Named ‘Fairness,’ the course is 70 minutes on how humans are compromising machine learning models. From Google:
As ML practitioners build, evaluate, and deploy machine learning models, they should keep fairness considerations (such as how different demographics of people will be affected by a model’s predictions) in the forefront of their minds. Additionally, they should proactively develop strategies to identify and ameliorate the effects of algorithmic bias.
The self-paced ML learning course helps you identify the types of human bias that are found in machine learning models, and teaches you how to identify potential areas of bias, as well as how to evaluate ML performance while accounting for bias. Google’s course naturally focuses on training models, which is where most errors or biases occur.
‘Fairness’ fits in the middle of Google’s ‘crash course’ on Machine Learning. The first part, ‘Concepts,’ is a more general overview of how machine learning works, and best practices for training a model; it’s the nuts and bolts of ML. Fairness slots into ‘Engineering,’ which focuses on interference and dependencies (and now, eliminating bias). The third part of Google’s course dives into real-world examples of how machine learning is making a difference (such as cancer detection).
If you’re not sure how bias in ML may actually affect models, look no further than Amazon. Sources say the e-commerce giant’s experimental ML tool for recruiting began to accidentally prioritize men for jobs. The tool’s algorithms analyzed 10 years’ worth of résumés and assumed that, because the majority of applicants were male, males were preferable hires. As a result, it began de-emphasizing any mention of “women” or “women’s” in résumé submissions. Amazon later shut that tool down.

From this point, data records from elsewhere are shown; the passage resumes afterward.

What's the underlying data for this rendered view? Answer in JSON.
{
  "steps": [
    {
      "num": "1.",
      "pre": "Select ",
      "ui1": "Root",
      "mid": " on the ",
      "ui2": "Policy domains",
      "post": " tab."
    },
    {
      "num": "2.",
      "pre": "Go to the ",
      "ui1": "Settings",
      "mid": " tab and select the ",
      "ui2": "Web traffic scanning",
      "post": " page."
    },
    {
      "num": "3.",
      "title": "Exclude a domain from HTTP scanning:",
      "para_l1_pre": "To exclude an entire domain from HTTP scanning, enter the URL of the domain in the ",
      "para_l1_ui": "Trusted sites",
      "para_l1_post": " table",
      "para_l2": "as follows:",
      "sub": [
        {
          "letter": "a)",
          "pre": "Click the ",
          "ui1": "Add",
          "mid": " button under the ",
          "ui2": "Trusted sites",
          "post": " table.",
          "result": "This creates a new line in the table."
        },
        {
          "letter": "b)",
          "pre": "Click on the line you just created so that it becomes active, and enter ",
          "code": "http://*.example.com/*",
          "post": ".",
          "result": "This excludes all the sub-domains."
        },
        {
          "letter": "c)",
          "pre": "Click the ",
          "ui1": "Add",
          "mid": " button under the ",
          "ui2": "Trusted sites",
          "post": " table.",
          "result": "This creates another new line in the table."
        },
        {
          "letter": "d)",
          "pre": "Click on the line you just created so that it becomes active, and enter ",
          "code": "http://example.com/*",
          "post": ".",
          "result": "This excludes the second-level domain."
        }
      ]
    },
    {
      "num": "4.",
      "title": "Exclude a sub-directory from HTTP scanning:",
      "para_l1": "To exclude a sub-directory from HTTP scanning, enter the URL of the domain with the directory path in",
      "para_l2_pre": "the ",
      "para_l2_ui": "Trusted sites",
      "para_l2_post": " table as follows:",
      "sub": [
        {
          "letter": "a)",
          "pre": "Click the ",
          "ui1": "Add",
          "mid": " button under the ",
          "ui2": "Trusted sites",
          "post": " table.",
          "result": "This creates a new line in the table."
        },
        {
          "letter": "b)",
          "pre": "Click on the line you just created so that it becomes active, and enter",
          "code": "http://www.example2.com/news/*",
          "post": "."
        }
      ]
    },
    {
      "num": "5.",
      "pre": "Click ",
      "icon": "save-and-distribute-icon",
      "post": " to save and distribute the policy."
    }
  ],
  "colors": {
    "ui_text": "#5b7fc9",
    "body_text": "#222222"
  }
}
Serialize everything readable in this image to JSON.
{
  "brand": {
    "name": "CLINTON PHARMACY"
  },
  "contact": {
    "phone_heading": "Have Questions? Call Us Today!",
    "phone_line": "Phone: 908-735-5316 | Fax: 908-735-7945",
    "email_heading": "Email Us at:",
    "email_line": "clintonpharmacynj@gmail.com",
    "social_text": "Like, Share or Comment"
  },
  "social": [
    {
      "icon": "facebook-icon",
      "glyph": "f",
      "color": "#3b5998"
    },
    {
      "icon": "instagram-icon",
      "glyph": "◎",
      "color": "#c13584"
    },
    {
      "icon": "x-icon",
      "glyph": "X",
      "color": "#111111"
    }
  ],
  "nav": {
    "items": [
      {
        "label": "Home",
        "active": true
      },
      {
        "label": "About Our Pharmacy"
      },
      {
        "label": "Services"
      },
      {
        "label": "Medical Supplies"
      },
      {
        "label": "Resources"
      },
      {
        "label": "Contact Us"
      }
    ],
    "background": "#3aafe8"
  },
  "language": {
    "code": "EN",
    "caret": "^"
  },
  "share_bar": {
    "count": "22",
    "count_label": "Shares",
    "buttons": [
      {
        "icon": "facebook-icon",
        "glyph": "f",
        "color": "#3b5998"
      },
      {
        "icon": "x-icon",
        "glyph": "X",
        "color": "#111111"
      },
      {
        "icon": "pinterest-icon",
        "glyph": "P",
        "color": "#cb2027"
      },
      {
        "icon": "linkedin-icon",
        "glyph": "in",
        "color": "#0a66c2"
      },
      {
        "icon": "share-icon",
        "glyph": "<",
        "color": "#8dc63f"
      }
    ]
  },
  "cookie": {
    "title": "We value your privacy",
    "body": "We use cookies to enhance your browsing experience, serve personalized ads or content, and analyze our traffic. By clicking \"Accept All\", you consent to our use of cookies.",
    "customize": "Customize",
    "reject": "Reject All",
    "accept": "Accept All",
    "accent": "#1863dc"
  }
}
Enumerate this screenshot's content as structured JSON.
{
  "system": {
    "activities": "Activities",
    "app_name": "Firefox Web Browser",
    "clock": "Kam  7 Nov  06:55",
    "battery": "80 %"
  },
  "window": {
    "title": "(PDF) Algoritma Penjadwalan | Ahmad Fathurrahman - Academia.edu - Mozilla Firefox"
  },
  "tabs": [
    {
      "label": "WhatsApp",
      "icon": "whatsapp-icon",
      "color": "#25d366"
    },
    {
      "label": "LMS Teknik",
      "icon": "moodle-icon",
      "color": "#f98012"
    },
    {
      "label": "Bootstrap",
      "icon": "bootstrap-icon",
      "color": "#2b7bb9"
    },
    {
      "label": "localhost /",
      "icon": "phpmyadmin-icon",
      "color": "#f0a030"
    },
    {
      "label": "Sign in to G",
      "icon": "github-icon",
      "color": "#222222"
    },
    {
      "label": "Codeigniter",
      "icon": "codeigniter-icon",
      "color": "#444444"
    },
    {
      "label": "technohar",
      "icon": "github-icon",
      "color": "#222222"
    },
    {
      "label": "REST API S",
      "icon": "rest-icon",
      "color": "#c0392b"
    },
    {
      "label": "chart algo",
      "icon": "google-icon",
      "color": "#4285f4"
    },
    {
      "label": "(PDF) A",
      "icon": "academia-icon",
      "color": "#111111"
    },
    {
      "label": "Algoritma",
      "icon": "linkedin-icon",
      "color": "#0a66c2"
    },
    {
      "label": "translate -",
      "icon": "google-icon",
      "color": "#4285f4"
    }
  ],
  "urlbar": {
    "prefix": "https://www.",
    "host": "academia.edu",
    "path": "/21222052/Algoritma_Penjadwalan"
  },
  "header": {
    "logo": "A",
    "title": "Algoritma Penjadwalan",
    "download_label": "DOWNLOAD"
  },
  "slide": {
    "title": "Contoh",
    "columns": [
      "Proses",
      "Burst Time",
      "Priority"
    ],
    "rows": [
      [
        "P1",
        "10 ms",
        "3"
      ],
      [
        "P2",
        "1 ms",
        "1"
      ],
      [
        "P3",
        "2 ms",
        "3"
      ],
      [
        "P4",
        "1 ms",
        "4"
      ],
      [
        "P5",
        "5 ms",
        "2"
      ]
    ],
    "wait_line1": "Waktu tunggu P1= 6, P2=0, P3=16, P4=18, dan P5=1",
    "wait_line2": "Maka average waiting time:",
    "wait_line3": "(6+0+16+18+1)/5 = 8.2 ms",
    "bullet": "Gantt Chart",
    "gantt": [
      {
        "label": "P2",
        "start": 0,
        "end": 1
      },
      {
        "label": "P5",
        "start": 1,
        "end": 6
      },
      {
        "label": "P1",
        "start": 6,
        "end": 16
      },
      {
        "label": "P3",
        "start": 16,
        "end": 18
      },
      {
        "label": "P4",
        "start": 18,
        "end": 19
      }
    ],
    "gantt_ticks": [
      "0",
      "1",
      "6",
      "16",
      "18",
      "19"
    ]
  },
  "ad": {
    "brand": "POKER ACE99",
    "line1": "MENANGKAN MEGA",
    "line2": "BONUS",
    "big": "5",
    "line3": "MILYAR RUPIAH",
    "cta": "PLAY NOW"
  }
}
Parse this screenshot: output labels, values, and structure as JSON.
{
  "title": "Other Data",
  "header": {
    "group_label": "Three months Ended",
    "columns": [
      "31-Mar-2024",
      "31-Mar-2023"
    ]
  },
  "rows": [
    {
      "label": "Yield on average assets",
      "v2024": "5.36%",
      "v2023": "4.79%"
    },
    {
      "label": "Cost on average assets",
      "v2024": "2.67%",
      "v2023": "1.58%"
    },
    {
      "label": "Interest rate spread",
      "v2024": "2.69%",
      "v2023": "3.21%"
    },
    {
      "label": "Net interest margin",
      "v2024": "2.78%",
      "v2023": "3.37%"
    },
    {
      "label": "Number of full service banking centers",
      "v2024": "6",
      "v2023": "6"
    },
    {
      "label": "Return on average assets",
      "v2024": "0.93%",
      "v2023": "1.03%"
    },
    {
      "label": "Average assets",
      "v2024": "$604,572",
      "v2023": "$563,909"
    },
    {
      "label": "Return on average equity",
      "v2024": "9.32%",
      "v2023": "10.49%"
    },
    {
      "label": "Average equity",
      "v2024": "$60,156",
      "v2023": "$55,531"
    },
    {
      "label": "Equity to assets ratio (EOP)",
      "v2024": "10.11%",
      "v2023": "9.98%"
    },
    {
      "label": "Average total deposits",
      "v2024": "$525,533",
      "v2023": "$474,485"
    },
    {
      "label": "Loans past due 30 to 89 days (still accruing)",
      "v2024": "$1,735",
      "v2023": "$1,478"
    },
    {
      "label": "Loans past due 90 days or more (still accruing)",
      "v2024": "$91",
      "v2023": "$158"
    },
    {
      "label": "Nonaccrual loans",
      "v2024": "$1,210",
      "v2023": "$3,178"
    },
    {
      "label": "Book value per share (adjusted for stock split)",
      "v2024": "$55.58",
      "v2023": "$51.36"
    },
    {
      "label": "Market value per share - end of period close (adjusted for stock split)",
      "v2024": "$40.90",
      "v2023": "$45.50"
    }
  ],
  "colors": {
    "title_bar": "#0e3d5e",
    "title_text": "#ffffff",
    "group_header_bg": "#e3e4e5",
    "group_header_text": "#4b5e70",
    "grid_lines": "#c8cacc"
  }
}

Google’s TensorFlow, an open-source machine-learning framework, is the third-most-popular repo on GitHub, and the most popular dedicated machine-learning repo by a country mile. Dice data shows TensorFlow is one of the most in-demand skills for machine-learning developers and engineers, and the most useful unique skill (one relating specifically to a framework) for ML devs. Google also rolled out on-device machine learning for Android via ML Kit earlier this year.